The Legal Guardian Policy provides financial support and direct legal representation for cases in which union leaders and activists have been subjected to retaliation for engaging in union-related activities or speaking out on matters of public concern affecting union members and for cases expected to have a precedent-setting effect on other affiliates and members.

Under the Fair Labor Standards Act (FLSA), the IAFF can award a $10,000 grant to pay for initial litigation expenditures in pursuing a court action to enforce the overtime rights of our members. When these cases are favorably concluded through a court decision or settlement, the $10,000 is reimbursed to the International.

Finally, our Frontline Policy provides legal assistance to members and their families when a member is killed or injured in the line of duty because of defective products or the negligence of a third party.

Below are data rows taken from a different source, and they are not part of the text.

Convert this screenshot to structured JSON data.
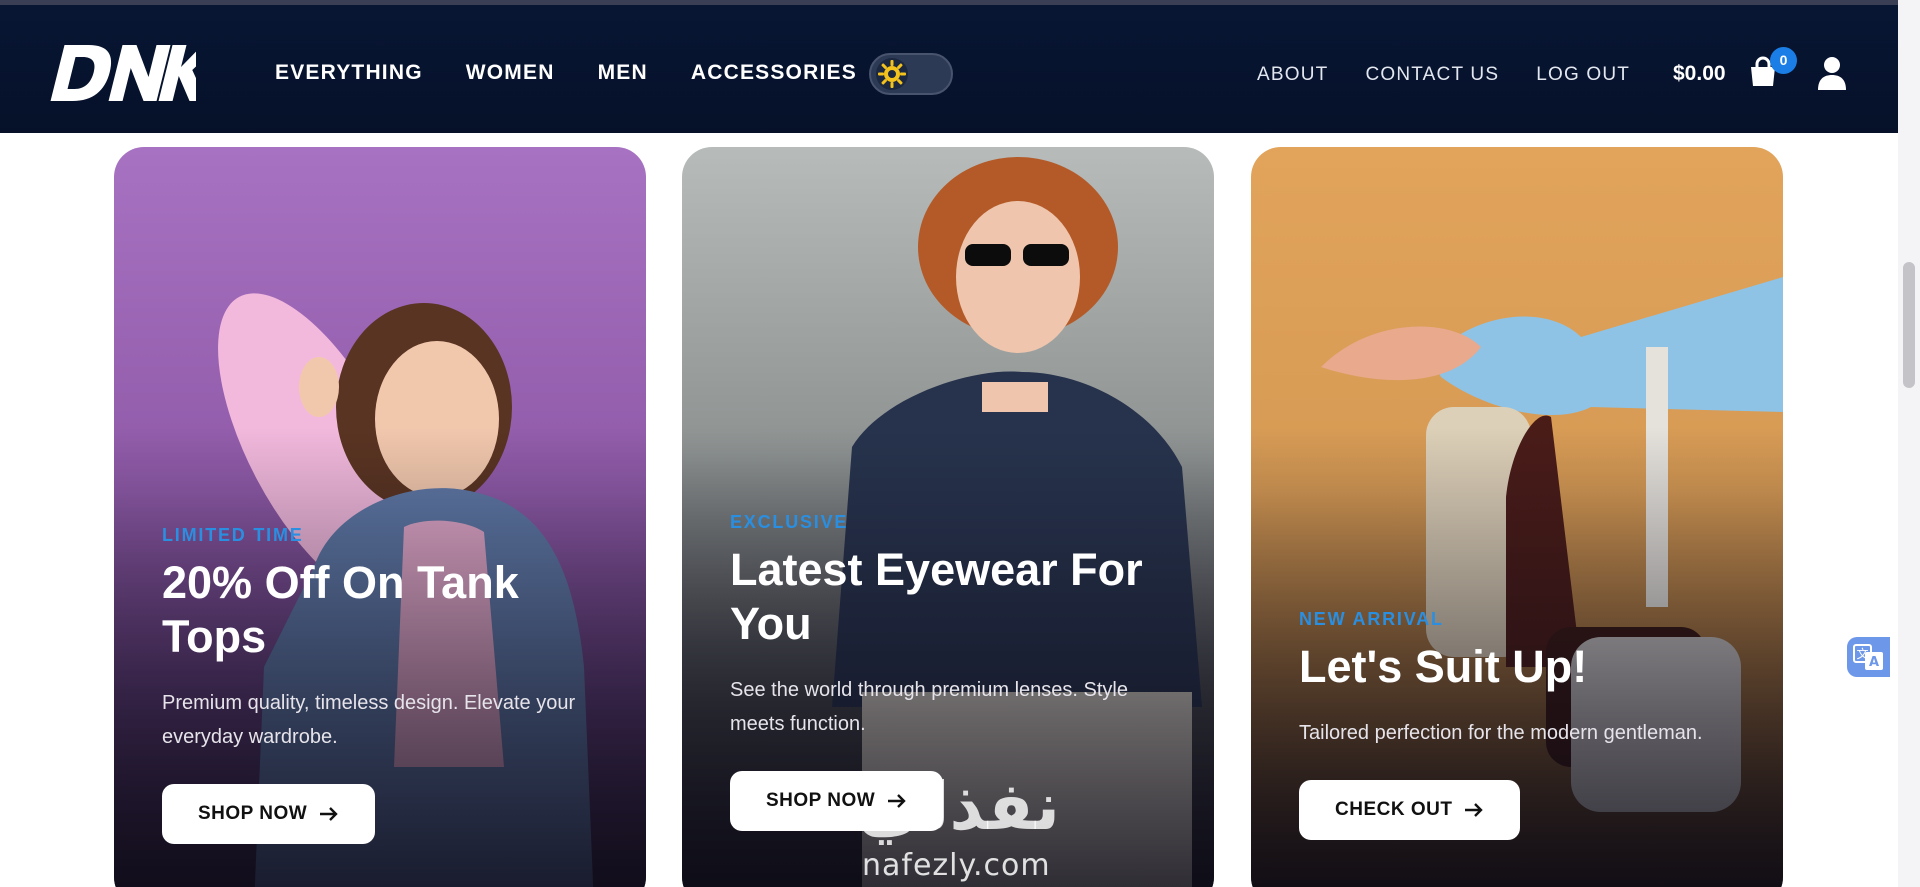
{
  "header": {
    "logo": "DNK",
    "nav_main": [
      "EVERYTHING",
      "WOMEN",
      "MEN",
      "ACCESSORIES"
    ],
    "nav_right": [
      "ABOUT",
      "CONTACT US",
      "LOG OUT"
    ],
    "cart_total": "$0.00",
    "cart_count": "0",
    "theme_icon": "sun-icon",
    "cart_icon": "shopping-bag-icon",
    "user_icon": "user-icon"
  },
  "cards": [
    {
      "tag": "LIMITED TIME",
      "title": "20% Off On Tank Tops",
      "description": "Premium quality, timeless design. Elevate your everyday wardrobe.",
      "button": "SHOP NOW"
    },
    {
      "tag": "EXCLUSIVE",
      "title": "Latest Eyewear For You",
      "description": "See the world through premium lenses. Style meets function.",
      "button": "SHOP NOW"
    },
    {
      "tag": "NEW ARRIVAL",
      "title": "Let's Suit Up!",
      "description": "Tailored perfection for the modern gentleman.",
      "button": "CHECK OUT"
    }
  ],
  "watermark": {
    "arabic": "نفذلي",
    "latin": "nafezly.com"
  },
  "colors": {
    "header_bg": "#061129",
    "accent_blue": "#2a8fe0",
    "badge_blue": "#1a7ee6"
  }
}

The IAFF has prevailed in many of these cases. An extensive and detailed summary on all the fights we’ve undertaken on behalf of our affiliates and leaders since the last Convention is in the General Counsel’s report.

Fred Baer, our General President from 1919-1946, said, “Improvements in working conditions for fire fighters have never just ‘happened’ – and they will not ‘happen’ in the future. We must continue to work, as we have in the past, for conditions and salaries to which we are entitled.”

As we convene for our 2018 Convention, let’s continue to work together to better the lives and livelihoods of members so that 100 years from now, a future generation of fire fighters can look back with pride at what we have achieved.

I also want to recognize Underwriting sponsors (IAFF-FC, MSA Safety, Nationwide, TenCate Protective Fabrics and Fairfax County Professional Fire Fighters and Paramedics Local 2068), Signature sponsors (FII Marketing, Woodley & McGillivary, CAL FIRE Local 2881 and Edmonton Fire Fighters’ Union Local 209) and all our generous sponsors for their support for our Foundation and our 100th Anniversary Gold and Black Gala. Please say thank you to these important IAFF partners in the Exhibit Hall and at the Gala on Thursday, August 9.

For the past 18 years, I have dedicated all my effort to working on behalf of our members across the United States and Canada to protect and improve their lives and livelihoods. I thank you for the honor of leading this great union and for the opportunity to serve the more than 310,000 members who dedicate their lives to keeping our communities safe and who work tirelessly on the frontlines every day.

I am so proud of our incredible affiliate leadership whose work has shown what we can accomplish when this union is united for a better future. Only by standing together can we continue to grow to improve the lives and livelihoods of our members and keep the communities we serve safe.

Each of the IAFF Division reports provides a more detailed accounting of the products, services and accomplishments this International has brought to our members in the last two years.